### Task brief
Would you repeat every line below exactly, please?

[App and web page records]
--- START ---
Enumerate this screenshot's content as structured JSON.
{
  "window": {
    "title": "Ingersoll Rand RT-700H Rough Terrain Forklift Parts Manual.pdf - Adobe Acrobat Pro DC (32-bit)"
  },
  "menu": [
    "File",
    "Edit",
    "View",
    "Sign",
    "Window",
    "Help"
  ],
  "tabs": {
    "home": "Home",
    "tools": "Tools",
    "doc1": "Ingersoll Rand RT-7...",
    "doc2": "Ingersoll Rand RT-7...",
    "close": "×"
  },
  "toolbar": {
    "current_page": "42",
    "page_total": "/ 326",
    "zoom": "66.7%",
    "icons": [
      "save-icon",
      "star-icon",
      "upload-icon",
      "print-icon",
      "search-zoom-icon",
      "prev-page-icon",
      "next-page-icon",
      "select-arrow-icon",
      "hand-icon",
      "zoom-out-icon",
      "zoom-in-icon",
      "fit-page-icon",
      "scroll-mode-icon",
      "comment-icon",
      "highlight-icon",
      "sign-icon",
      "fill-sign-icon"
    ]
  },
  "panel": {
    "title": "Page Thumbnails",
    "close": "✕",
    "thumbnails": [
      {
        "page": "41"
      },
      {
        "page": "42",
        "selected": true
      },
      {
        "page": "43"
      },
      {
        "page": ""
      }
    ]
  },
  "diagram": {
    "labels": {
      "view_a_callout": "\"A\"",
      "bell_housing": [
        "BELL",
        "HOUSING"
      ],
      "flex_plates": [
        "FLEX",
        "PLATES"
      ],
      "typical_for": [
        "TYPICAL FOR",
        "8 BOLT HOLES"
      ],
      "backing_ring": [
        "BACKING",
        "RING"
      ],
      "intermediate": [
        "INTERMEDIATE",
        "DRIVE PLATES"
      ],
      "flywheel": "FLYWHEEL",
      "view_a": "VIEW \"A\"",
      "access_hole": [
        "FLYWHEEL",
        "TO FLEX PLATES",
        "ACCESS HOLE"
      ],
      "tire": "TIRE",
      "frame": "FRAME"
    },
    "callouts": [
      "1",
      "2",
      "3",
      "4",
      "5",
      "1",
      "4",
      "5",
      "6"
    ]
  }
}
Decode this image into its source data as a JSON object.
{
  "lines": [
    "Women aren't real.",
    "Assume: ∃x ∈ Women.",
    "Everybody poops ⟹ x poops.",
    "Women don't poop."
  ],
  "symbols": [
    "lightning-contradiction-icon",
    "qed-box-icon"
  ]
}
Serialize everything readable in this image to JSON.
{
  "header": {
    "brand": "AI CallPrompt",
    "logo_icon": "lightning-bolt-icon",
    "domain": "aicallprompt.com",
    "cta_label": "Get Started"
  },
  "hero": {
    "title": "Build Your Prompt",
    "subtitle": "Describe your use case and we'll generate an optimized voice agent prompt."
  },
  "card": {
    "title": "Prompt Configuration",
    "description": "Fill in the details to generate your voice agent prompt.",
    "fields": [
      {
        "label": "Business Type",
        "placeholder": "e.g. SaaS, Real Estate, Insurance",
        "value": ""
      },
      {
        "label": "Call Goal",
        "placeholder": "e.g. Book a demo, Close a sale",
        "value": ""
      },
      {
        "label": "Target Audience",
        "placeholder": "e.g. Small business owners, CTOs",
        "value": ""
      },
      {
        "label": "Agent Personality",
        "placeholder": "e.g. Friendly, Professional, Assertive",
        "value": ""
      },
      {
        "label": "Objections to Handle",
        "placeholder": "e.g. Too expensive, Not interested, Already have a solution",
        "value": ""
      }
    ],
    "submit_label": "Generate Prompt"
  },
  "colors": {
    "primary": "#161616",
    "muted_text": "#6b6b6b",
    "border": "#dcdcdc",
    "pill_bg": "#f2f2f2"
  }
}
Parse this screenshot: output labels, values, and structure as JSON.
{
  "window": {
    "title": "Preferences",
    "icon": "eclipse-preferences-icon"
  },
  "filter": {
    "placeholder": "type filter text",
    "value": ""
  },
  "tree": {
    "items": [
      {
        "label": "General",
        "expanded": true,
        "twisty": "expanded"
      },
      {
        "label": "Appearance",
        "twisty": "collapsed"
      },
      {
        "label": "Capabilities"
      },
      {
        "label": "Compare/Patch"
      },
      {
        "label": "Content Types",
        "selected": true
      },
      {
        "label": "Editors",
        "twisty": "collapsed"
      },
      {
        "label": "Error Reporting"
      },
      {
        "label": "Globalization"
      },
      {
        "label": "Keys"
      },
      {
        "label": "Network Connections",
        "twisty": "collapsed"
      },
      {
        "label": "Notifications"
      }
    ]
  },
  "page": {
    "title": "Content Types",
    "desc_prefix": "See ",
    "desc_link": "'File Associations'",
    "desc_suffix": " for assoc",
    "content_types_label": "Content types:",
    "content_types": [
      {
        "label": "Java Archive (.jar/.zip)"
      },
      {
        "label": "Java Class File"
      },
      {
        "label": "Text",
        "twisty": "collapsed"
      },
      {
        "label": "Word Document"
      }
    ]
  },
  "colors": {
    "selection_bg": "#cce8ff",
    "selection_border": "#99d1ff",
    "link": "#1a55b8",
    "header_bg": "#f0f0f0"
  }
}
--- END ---
### Completed task
Enumerate this screenshot's content as structured JSON.
{
  "window": {
    "title": "Ingersoll Rand RT-700H Rough Terrain Forklift Parts Manual.pdf - Adobe Acrobat Pro DC (32-bit)"
  },
  "menu": [
    "File",
    "Edit",
    "View",
    "Sign",
    "Window",
    "Help"
  ],
  "tabs": {
    "home": "Home",
    "tools": "Tools",
    "doc1": "Ingersoll Rand RT-7...",
    "doc2": "Ingersoll Rand RT-7...",
    "close": "×"
  },
  "toolbar": {
    "current_page": "42",
    "page_total": "/ 326",
    "zoom": "66.7%",
    "icons": [
      "save-icon",
      "star-icon",
      "upload-icon",
      "print-icon",
      "search-zoom-icon",
      "prev-page-icon",
      "next-page-icon",
      "select-arrow-icon",
      "hand-icon",
      "zoom-out-icon",
      "zoom-in-icon",
      "fit-page-icon",
      "scroll-mode-icon",
      "comment-icon",
      "highlight-icon",
      "sign-icon",
      "fill-sign-icon"
    ]
  },
  "panel": {
    "title": "Page Thumbnails",
    "close": "✕",
    "thumbnails": [
      {
        "page": "41"
      },
      {
        "page": "42",
        "selected": true
      },
      {
        "page": "43"
      },
      {
        "page": ""
      }
    ]
  },
  "diagram": {
    "labels": {
      "view_a_callout": "\"A\"",
      "bell_housing": [
        "BELL",
        "HOUSING"
      ],
      "flex_plates": [
        "FLEX",
        "PLATES"
      ],
      "typical_for": [
        "TYPICAL FOR",
        "8 BOLT HOLES"
      ],
      "backing_ring": [
        "BACKING",
        "RING"
      ],
      "intermediate": [
        "INTERMEDIATE",
        "DRIVE PLATES"
      ],
      "flywheel": "FLYWHEEL",
      "view_a": "VIEW \"A\"",
      "access_hole": [
        "FLYWHEEL",
        "TO FLEX PLATES",
        "ACCESS HOLE"
      ],
      "tire": "TIRE",
      "frame": "FRAME"
    },
    "callouts": [
      "1",
      "2",
      "3",
      "4",
      "5",
      "1",
      "4",
      "5",
      "6"
    ]
  }
}
Decode this image into its source data as a JSON object.
{
  "lines": [
    "Women aren't real.",
    "Assume: ∃x ∈ Women.",
    "Everybody poops ⟹ x poops.",
    "Women don't poop."
  ],
  "symbols": [
    "lightning-contradiction-icon",
    "qed-box-icon"
  ]
}
Serialize everything readable in this image to JSON.
{
  "header": {
    "brand": "AI CallPrompt",
    "logo_icon": "lightning-bolt-icon",
    "domain": "aicallprompt.com",
    "cta_label": "Get Started"
  },
  "hero": {
    "title": "Build Your Prompt",
    "subtitle": "Describe your use case and we'll generate an optimized voice agent prompt."
  },
  "card": {
    "title": "Prompt Configuration",
    "description": "Fill in the details to generate your voice agent prompt.",
    "fields": [
      {
        "label": "Business Type",
        "placeholder": "e.g. SaaS, Real Estate, Insurance",
        "value": ""
      },
      {
        "label": "Call Goal",
        "placeholder": "e.g. Book a demo, Close a sale",
        "value": ""
      },
      {
        "label": "Target Audience",
        "placeholder": "e.g. Small business owners, CTOs",
        "value": ""
      },
      {
        "label": "Agent Personality",
        "placeholder": "e.g. Friendly, Professional, Assertive",
        "value": ""
      },
      {
        "label": "Objections to Handle",
        "placeholder": "e.g. Too expensive, Not interested, Already have a solution",
        "value": ""
      }
    ],
    "submit_label": "Generate Prompt"
  },
  "colors": {
    "primary": "#161616",
    "muted_text": "#6b6b6b",
    "border": "#dcdcdc",
    "pill_bg": "#f2f2f2"
  }
}
Parse this screenshot: output labels, values, and structure as JSON.
{
  "window": {
    "title": "Preferences",
    "icon": "eclipse-preferences-icon"
  },
  "filter": {
    "placeholder": "type filter text",
    "value": ""
  },
  "tree": {
    "items": [
      {
        "label": "General",
        "expanded": true,
        "twisty": "expanded"
      },
      {
        "label": "Appearance",
        "twisty": "collapsed"
      },
      {
        "label": "Capabilities"
      },
      {
        "label": "Compare/Patch"
      },
      {
        "label": "Content Types",
        "selected": true
      },
      {
        "label": "Editors",
        "twisty": "collapsed"
      },
      {
        "label": "Error Reporting"
      },
      {
        "label": "Globalization"
      },
      {
        "label": "Keys"
      },
      {
        "label": "Network Connections",
        "twisty": "collapsed"
      },
      {
        "label": "Notifications"
      }
    ]
  },
  "page": {
    "title": "Content Types",
    "desc_prefix": "See ",
    "desc_link": "'File Associations'",
    "desc_suffix": " for assoc",
    "content_types_label": "Content types:",
    "content_types": [
      {
        "label": "Java Archive (.jar/.zip)"
      },
      {
        "label": "Java Class File"
      },
      {
        "label": "Text",
        "twisty": "collapsed"
      },
      {
        "label": "Word Document"
      }
    ]
  },
  "colors": {
    "selection_bg": "#cce8ff",
    "selection_border": "#99d1ff",
    "link": "#1a55b8",
    "header_bg": "#f0f0f0"
  }
}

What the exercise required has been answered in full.